====== Data shown ======

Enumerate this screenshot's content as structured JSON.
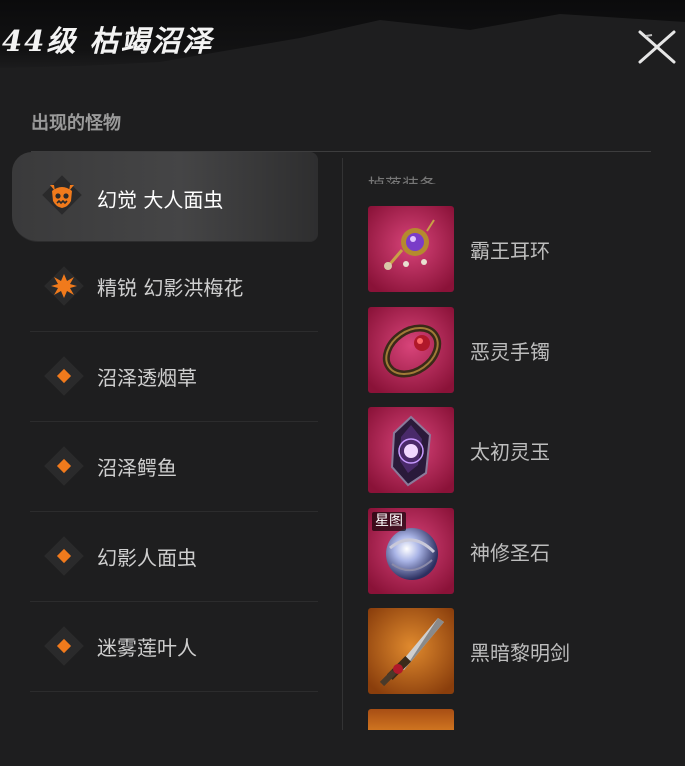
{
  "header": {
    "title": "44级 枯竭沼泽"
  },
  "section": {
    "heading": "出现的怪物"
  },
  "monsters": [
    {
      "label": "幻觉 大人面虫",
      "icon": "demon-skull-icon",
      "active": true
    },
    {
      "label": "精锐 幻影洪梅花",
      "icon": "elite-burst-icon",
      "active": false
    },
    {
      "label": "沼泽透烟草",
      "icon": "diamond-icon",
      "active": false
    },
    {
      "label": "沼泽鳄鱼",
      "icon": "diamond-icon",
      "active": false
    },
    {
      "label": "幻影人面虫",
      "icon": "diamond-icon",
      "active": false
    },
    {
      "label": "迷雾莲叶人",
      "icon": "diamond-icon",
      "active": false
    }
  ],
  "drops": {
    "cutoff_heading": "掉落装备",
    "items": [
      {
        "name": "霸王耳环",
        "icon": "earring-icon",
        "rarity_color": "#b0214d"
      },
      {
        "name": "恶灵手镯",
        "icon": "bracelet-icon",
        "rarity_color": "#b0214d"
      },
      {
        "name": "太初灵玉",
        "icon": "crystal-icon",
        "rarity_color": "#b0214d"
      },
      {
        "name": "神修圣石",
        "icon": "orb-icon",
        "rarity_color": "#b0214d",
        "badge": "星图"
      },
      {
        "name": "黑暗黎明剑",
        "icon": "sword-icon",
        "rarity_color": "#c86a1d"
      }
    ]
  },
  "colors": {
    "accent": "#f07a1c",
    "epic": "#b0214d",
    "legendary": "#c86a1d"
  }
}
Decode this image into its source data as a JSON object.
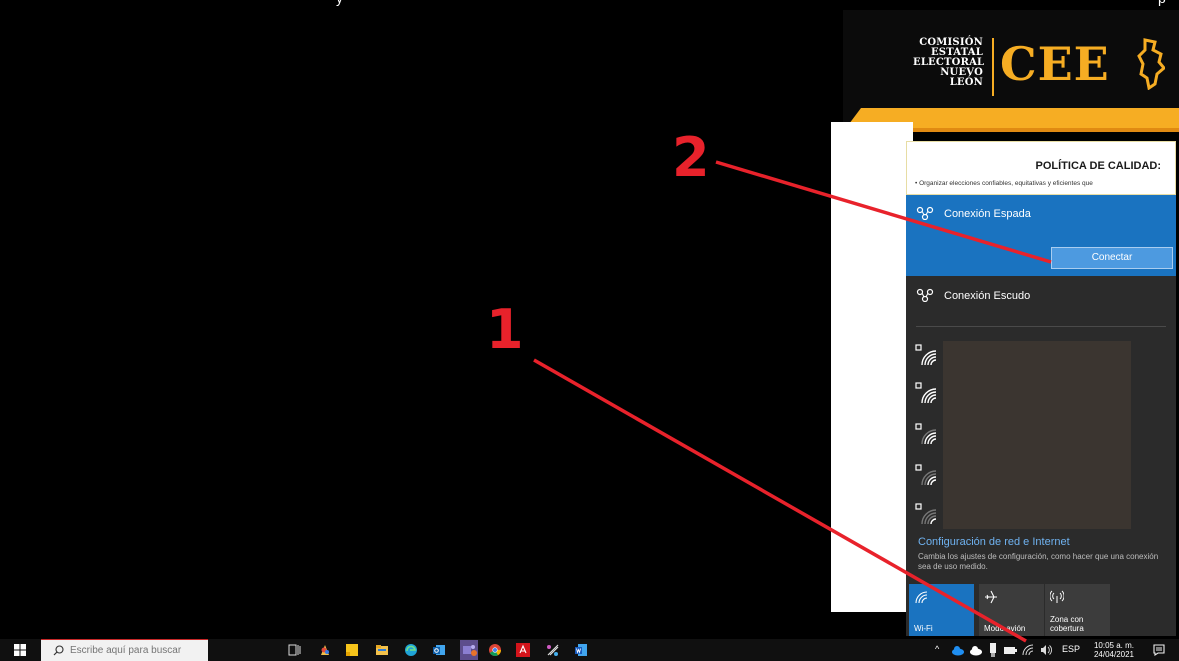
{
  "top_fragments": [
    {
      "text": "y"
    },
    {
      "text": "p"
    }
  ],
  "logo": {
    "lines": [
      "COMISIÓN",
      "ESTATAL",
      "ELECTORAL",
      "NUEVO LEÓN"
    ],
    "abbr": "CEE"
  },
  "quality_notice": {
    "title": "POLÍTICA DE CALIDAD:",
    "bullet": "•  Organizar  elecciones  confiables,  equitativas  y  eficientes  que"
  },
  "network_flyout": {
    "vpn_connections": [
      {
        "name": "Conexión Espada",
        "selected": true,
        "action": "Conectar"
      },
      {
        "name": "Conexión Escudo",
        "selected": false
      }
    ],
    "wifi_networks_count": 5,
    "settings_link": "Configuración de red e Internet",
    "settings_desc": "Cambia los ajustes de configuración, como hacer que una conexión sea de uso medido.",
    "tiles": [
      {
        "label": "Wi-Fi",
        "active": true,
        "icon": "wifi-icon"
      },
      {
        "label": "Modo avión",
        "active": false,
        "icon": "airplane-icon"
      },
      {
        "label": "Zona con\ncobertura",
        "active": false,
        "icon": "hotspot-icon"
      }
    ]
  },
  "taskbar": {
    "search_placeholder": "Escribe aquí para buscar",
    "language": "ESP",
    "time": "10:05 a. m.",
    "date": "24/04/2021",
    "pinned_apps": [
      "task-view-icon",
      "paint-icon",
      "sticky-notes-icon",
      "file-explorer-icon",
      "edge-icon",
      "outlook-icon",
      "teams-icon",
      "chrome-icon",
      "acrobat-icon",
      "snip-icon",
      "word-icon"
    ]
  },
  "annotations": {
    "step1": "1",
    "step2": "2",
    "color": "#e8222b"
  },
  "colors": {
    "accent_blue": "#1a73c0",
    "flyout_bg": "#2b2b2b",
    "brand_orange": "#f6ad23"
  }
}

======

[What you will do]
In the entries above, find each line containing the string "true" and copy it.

[Task solution]
      "active": true
        "selected": true,
        "active": true,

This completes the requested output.